Matthew Bond is a Lecturer in Sociology at the University of Kent. He is currently writing up the results of a study on directors of large British corporations, completed with Siana Glouharova and Nicholas Harrigan. The project was funded by the ESRC. Research interests include the relation between capitalists’ organisational and personal interests, and covers political donations and pressure group affiliations. Matthew also has an interest, and has published on, the delivery and organisation of health care services, has a research focus on social network analysis. Recent Publications include: 2007 ‘Elite Social Relations and Corporate Political Donations in Britain’ Political Studies. M.Bond@kent.ac.uk

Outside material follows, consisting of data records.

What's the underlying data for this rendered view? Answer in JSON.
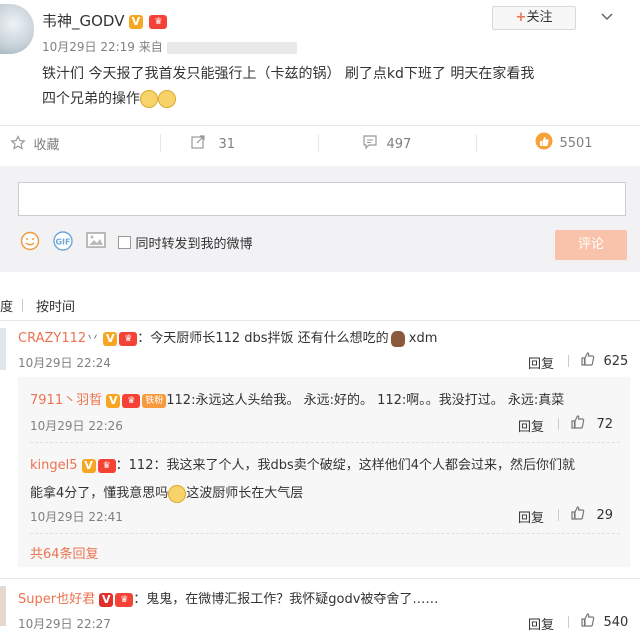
{
  "post": {
    "author": "韦神_GODV",
    "follow_label": "关注",
    "time": "10月29日 22:19",
    "source_prefix": "来自",
    "text_line1": "铁汁们 今天报了我首发只能强行上（卡兹的锅） 刷了点kd下班了 明天在家看我",
    "text_line2": "四个兄弟的操作",
    "actions": {
      "favorite": "收藏",
      "repost_count": "31",
      "comment_count": "497",
      "like_count": "5501"
    }
  },
  "composer": {
    "placeholder": "",
    "also_repost_label": "同时转发到我的微博",
    "submit_label": "评论"
  },
  "sort": {
    "left_partial": "度",
    "by_time": "按时间"
  },
  "comments": [
    {
      "user": "CRAZY112",
      "user_suffix": "丷",
      "text": "：今天厨师长112 dbs拌饭 还有什么想吃的",
      "text_after": " xdm",
      "time": "10月29日 22:24",
      "reply_label": "回复",
      "likes": "625",
      "replies": [
        {
          "user": "7911丶羽晢",
          "fan_badge": "铁粉",
          "text": "112:永远这人头给我。 永远:好的。 112:啊。。我没打过。 永远:真菜",
          "time": "10月29日 22:26",
          "reply_label": "回复",
          "likes": "72"
        },
        {
          "user": "kingel5",
          "text_line1": "：112：我这来了个人，我dbs卖个破绽，这样他们4个人都会过来，然后你们就",
          "text_line2a": "能拿4分了，懂我意思吗",
          "text_line2b": "这波厨师长在大气层",
          "time": "10月29日 22:41",
          "reply_label": "回复",
          "likes": "29"
        }
      ],
      "more_replies": "共64条回复"
    },
    {
      "user": "Super也好君",
      "text": "：鬼鬼，在微博汇报工作？我怀疑godv被夺舍了……",
      "time": "10月29日 22:27",
      "reply_label": "回复",
      "likes": "540"
    }
  ]
}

John Mohan is Professor of Social Policy, University of Southampton, and Deputy Director of the recently-established ESRC-OTS-Barrow Cadbury Trust - Third Sector Research Centre. He is principal investigator on the ‘charity and social redistribution’ spoke of the Centre for Charitable Giving and Philanthropy, in conjunction with colleagues at Kent University. John’s research interests include the importance of spatial differentiation, the impact of an uneven socieconomic landscape on the formulation and implementation of policies, and the effect that local context has on the development of services. He is also working on studies of voluntarism (both voluntary organisations and volunteering). He is the author of several books on health and social policy, including Mutualism and health care: hospital contributory schemes in 20th century Britain (with M Gorsky; Manchester UP, 2006), Social capital, place and health (with S Barnard, K Jones, L Twigg: Health Development Agency, 2004), and Planning, markets and hospitals (Routledge, 2002). Recent projects have included work on: the role of hospital contributory schemes in health care finance and governance before and after 1948; the role of nonprofit providers in health care delivery (NHS Service Delivery and Organisation programme); the influence of social capital on health inequalities; and the pattern of pre-NHS hospital finance, provision and utilization. email@example.com

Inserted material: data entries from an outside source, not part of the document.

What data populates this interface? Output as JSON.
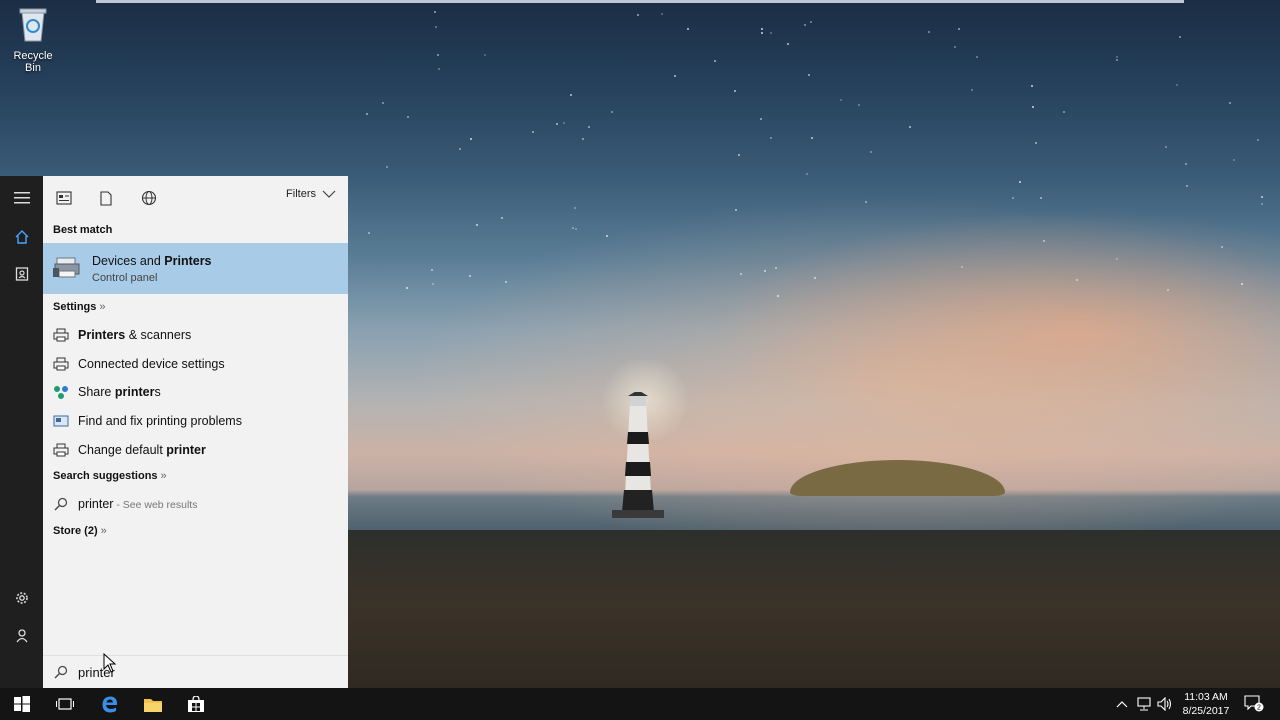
{
  "desktop": {
    "recycle_bin_label": "Recycle Bin"
  },
  "start_rail": {
    "items": [
      "hamburger-menu",
      "home",
      "notebook",
      "settings",
      "feedback"
    ]
  },
  "search_panel": {
    "filters_label": "Filters",
    "best_match_heading": "Best match",
    "best_match": {
      "title_normal": "Devices and ",
      "title_bold": "Printers",
      "subtitle": "Control panel"
    },
    "settings_heading": "Settings",
    "settings_items": [
      {
        "pre": "",
        "bold": "Printers",
        "post": " & scanners"
      },
      {
        "pre": "Connected device settings",
        "bold": "",
        "post": ""
      },
      {
        "pre": "Share ",
        "bold": "printer",
        "post": "s"
      },
      {
        "pre": "Find and fix printing problems",
        "bold": "",
        "post": ""
      },
      {
        "pre": "Change default ",
        "bold": "printer",
        "post": ""
      }
    ],
    "suggestions_heading": "Search suggestions",
    "suggestion": {
      "query": "printer",
      "hint": " - See web results"
    },
    "store_heading": "Store (2)",
    "section_chevron": "»",
    "search_query": "printer"
  },
  "taskbar": {
    "time": "11:03 AM",
    "date": "8/25/2017",
    "notification_count": "2"
  }
}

Kate Bradley is Lecturer in Social History and Social Policy at the University of Kent. She is one of the team of investigators working on the hub’s Social Justice Philanthropy project from January 2011 to early 2013. As a contemporary social historian, Kate is concerned with looking at social issues over the longer term, and her research interests lie in the history of voluntary social action from c.1918 to the present day. Her first book, Poverty, Philanthropy and the State: Charities and the Working Classes in London 1918-1979 (Manchester: Manchester University Press, 2009), considered the ways in which the university settlement movement tried to serve its local communities before and after the establishment of the welfare state. Kate is interested in the evolution of youth justice and welfare, including the roles played by the voluntary sector and associational culture. Kate can be contacted at firstname.lastname@example.org.
Rose is a Research Fellow working on a qualitative study of the local distribution of charitable sources for CGAP Spoke 2, at the University of Southampton.
Since gaining her PhD in 2000, she has worked on a variety of research projects with the University of Bristol, University of Winchester, University of Southampton, and the Policy Studies Institute. She took a break from academia to work as the joint CEO of a domestic violence charity for four years, before taking on her current research post with the University of Southampton. R.Lindsey@soton.ac.uk